No remains of wall decorations are preserved except for the ones mentioned on the nymphaeum, which clearly seem to belong to the Fourth Style. Already at the time of the excavation, according to the report by Mau, hardly any remains were preserved. He mentions only some remains of a First-Style decoration at the northern end of the left (western) portico (Mau 1976, 146: ”… in tutto il resto [i.e., except for room 18] di questa parte della case le decorazioni delle pareti sono cadute, fuorchè alcuni avanzi del primo stile nell’estremità settentrionale del portico sin.“).
The wall on the eastern side of the peristyle is mostly closed, thus separating the rooms to the east from it. The two existing doors are placed at the northern and southern end of this wall: the door towards room d and posticum V 1, 9 to the north and the door towards the probable staircase 12 to the south. It seems that there were more doors in the central part of the wall during an earlier phase, which were later closed off. The modern repairs of this wall make such observations quite difficult and not always totally secure, but this issue will be taken up later. The actual rooms on this side of the house served, at least in the last stage of the history of this house, different utilitarian functions and will also be dealt with in a later chapter.
On the south side of the peristyle three doorways can be observed, the easternmost opening up towards corridor 10, connecting the atrium 4 with the peristyle. Here the difference in the floor levels between the atrium and the peristyle is overcome by the sloping floor of the corridor. The other two doorways are very wide (4.2 m resp. 4.35 m), opening up towards two rooms with more representational functions, tablinum 13 and oecus 18.
On the western side of the peristyle, three doors open up towards the west: the central one towards a corridor (h1), leading to the kitchen area and the private baths in the west and northwestern part of the house, while the two flanking ones lead to two probable dining rooms (f and g.

Dimensions: 12.55 m x 12.45 - 12.65 m = 157.5 m2

This part of the house was probably excavated sometimes between 1876 and 1878, not documented.
View of peristyle, towards N.

Hans Thorwid
View of peristyle, towards E.

Hans Thorwid
Jesper Blid Kullberg
Jesper Blid Kullberg
View of peristyle, towards E.

Hans Thorwid
View of peristyle, towards SE.

Hans Thorwid
View of peristyle, towards N.

Hans Thorwid
View of peristyle, towards NW.

Hans Thorwid
View of peristyle, towards NW.

Hans Thorwid
View of peristyle, towards SW.

Hans Thorwid
View of peristyle, towards SE.

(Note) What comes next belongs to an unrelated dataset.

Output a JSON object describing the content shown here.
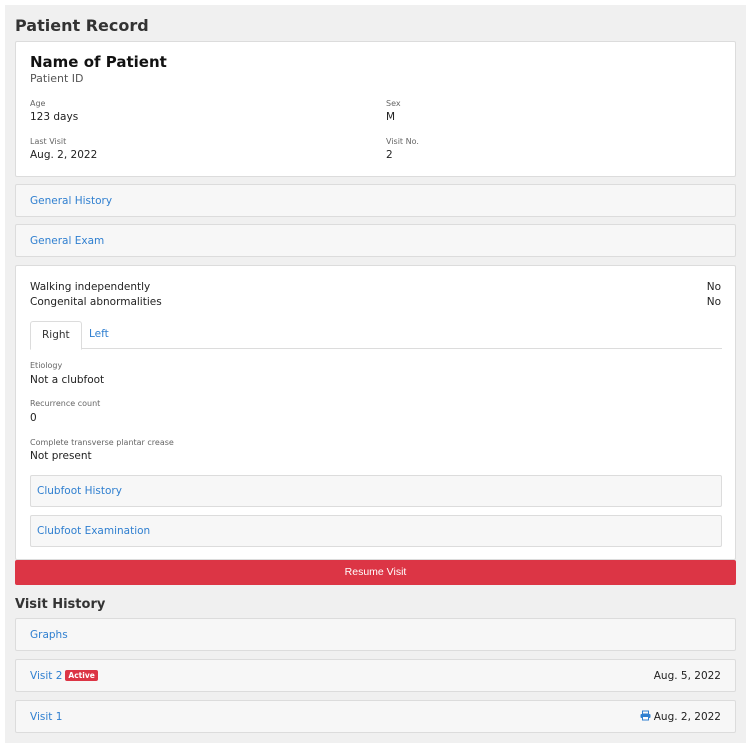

Hans Thorwid
V 1,1.32 Taberna
V 1,2 Taberna
V 1,3 House
V 1,4 Tinctoria
V 1,5 Tinctoria
V 1,6 Taberna
V 1,7 Casa del Torello
Facade east side
Room 01 (vestibulum)
Room 02
Room 03 (fauces)
Room 04 (atrium)
Room 05
Room 06
Room 07
Room 08
Room 09 (ala)
Room 10
Room 11
Room 12
Room 13 (tablinum)
Room 14 (ala)
Room 15
Room 16
Room 17
Room 18 (triclinium)
Room 19 (private baths)
Room 20 (private baths)
Room a
Room b (cantina)
Room b (peristyle)
N wall
E wall
S wall
W wall
E portico
S portico
W portico
Water conduits (gutter)
Water conduits (gutter)
Water conduits (lead pipes)
Water distributor
Water distributor
Wall decoration (extant)
Room c
Room d
Room e
Room f
Room g
Room h
Room h1
Room h2
Room i
Room k
Room l (culina)
V 1,8 Taberna
V 1,13 Caupona
V 1,14-16 Bakery
V 1,17 Taberna
V 1,18 Casa degli Epigrammi

V 1,19 Taberna
V 1,20-21 Taberna
V 1,22 Taberna
V 1,23 Casa di Caecilius
    Iucundus - North House

V 1,24 Taberna
V 1,25 Taberna
V 1,26 Casa di Caecilius
    Iucundus - South House

V 1,27 Taberna
V 1,28 Casa di Tofelanus

V 1,29 Taberna
V 1,30 Taberna
V 1,31 Taberna
Facade - Via del Vesuvio
Facade - Via di Nola
Facade - Vicolo delle
    Nozze d’Argento

Facade - Vicolo di Caecilius

Street - Vicolo delle
    Nozze d’Argento

Street - Vicolo di Caecilius